Home insurance – 1 year of home insurance is due upfront paid in full and the bank then usually collects 2 extra months for your new insurance escrow account. A year from your closing the annual insurance policy is due to be paid again which the bank will handle for you.

Prepaid interest – You will pay the mortgage interest for your new loan at closing from the date of the closing through the end of that month. As an example, if you close on the 10th of the month you will pay 20 or 21 days interest at closing. If you close the last day of the month you will only pay 1 day. That is going to be less money due, but it’s only because you are simply paying for every day you live in the house and hence if you move in on the 10th of the month you are paying to live in the house for an extra 20 or 21 days.

Misc:

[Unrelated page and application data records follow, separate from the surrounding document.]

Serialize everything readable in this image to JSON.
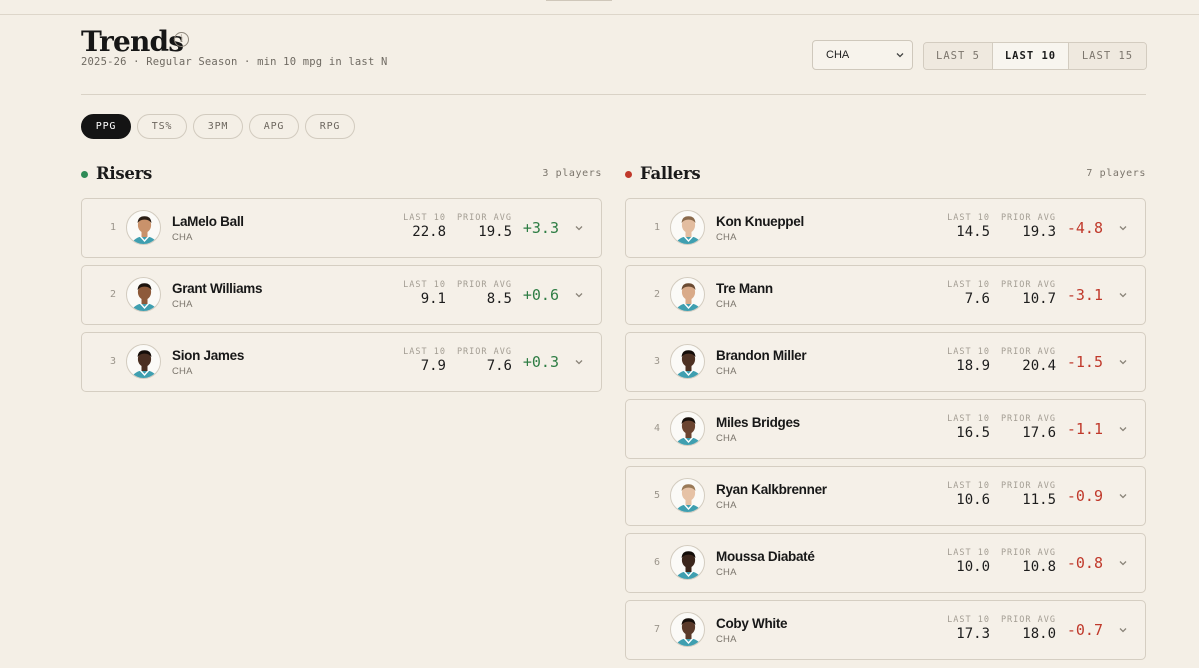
{
  "header": {
    "title": "Trends",
    "info_icon": "i",
    "subtitle": "2025-26 · Regular Season · min 10 mpg in last N",
    "team_select": "CHA",
    "ranges": [
      {
        "label": "LAST 5",
        "active": false
      },
      {
        "label": "LAST 10",
        "active": true
      },
      {
        "label": "LAST 15",
        "active": false
      }
    ]
  },
  "stat_tabs": [
    {
      "label": "PPG",
      "active": true
    },
    {
      "label": "TS%",
      "active": false
    },
    {
      "label": "3PM",
      "active": false
    },
    {
      "label": "APG",
      "active": false
    },
    {
      "label": "RPG",
      "active": false
    }
  ],
  "columns": {
    "last_label": "LAST 10",
    "prior_label": "PRIOR AVG",
    "risers": {
      "title": "Risers",
      "count": "3 players",
      "dot_color": "#2e8b57",
      "players": [
        {
          "rank": "1",
          "name": "LaMelo Ball",
          "team": "CHA",
          "last": "22.8",
          "prior": "19.5",
          "delta": "+3.3"
        },
        {
          "rank": "2",
          "name": "Grant Williams",
          "team": "CHA",
          "last": "9.1",
          "prior": "8.5",
          "delta": "+0.6"
        },
        {
          "rank": "3",
          "name": "Sion James",
          "team": "CHA",
          "last": "7.9",
          "prior": "7.6",
          "delta": "+0.3"
        }
      ]
    },
    "fallers": {
      "title": "Fallers",
      "count": "7 players",
      "dot_color": "#c0392b",
      "players": [
        {
          "rank": "1",
          "name": "Kon Knueppel",
          "team": "CHA",
          "last": "14.5",
          "prior": "19.3",
          "delta": "-4.8"
        },
        {
          "rank": "2",
          "name": "Tre Mann",
          "team": "CHA",
          "last": "7.6",
          "prior": "10.7",
          "delta": "-3.1"
        },
        {
          "rank": "3",
          "name": "Brandon Miller",
          "team": "CHA",
          "last": "18.9",
          "prior": "20.4",
          "delta": "-1.5"
        },
        {
          "rank": "4",
          "name": "Miles Bridges",
          "team": "CHA",
          "last": "16.5",
          "prior": "17.6",
          "delta": "-1.1"
        },
        {
          "rank": "5",
          "name": "Ryan Kalkbrenner",
          "team": "CHA",
          "last": "10.6",
          "prior": "11.5",
          "delta": "-0.9"
        },
        {
          "rank": "6",
          "name": "Moussa Diabaté",
          "team": "CHA",
          "last": "10.0",
          "prior": "10.8",
          "delta": "-0.8"
        },
        {
          "rank": "7",
          "name": "Coby White",
          "team": "CHA",
          "last": "17.3",
          "prior": "18.0",
          "delta": "-0.7"
        }
      ]
    }
  },
  "icons": {
    "info": "info-icon",
    "select_chevron": "chevron-down-icon",
    "row_expand": "chevron-down-icon",
    "avatar": "player-headshot-icon"
  }
}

Owners title insurance: This is an optional coverage you will be offered from the closing attorney prior to closing. It is a one time fee at closing and it offers you the same protection that the lender gets for having insurance on the title to your home. I also add this to the initial fee quote upfront to show a worst case scenario since most home buyers tend to purchase it.

Attorney representation fee: Some attorneys charge a personal representation fee for additional work or consulting during a buying process. This will be discussed with the closing attorney when choosing who to work with upfront.

Sample closing fees for a $400,000 home purchase with 20% down payment.

Upfront:

Home inspection: $500

Offer deposit: $1,000

Mortgage application deposit: $499

P&S deposit: $19,000 (5% of $400,000 minus the 1k offer deposit)

Total upfront: $20,999

At Closing:

Down payment: $80,000

Closing costs in total: $3,588

Prepaid taxes: $2,000

Prepaid Insurance: $1,680

Prepaid interest: $68.84

Owners title insurance: $975

Total at closing: $88,311.84

Total costs, ($88,311.84) minus (3) deposits provided upfront ($20,999) leaves Total net.

$88,311.84 - $1,000 - $499 - $19,000 = $67,812.84 total money due at closing table.

Chris Butts

VP Sales Manager

NMLS# 613440

Chris Butts is a Loan Originator and Sales Manager at Leader Bank. He has been in the mortgage industry for over 15 years and is committed to providing his customers with the highest quality service. His extensive experience and knowledge allow him to effectively and consistently help his customers during the loan process, whether it’s a first time home buyer, a refinance or purchasing a dream home.

Learn More About Chris

FAQs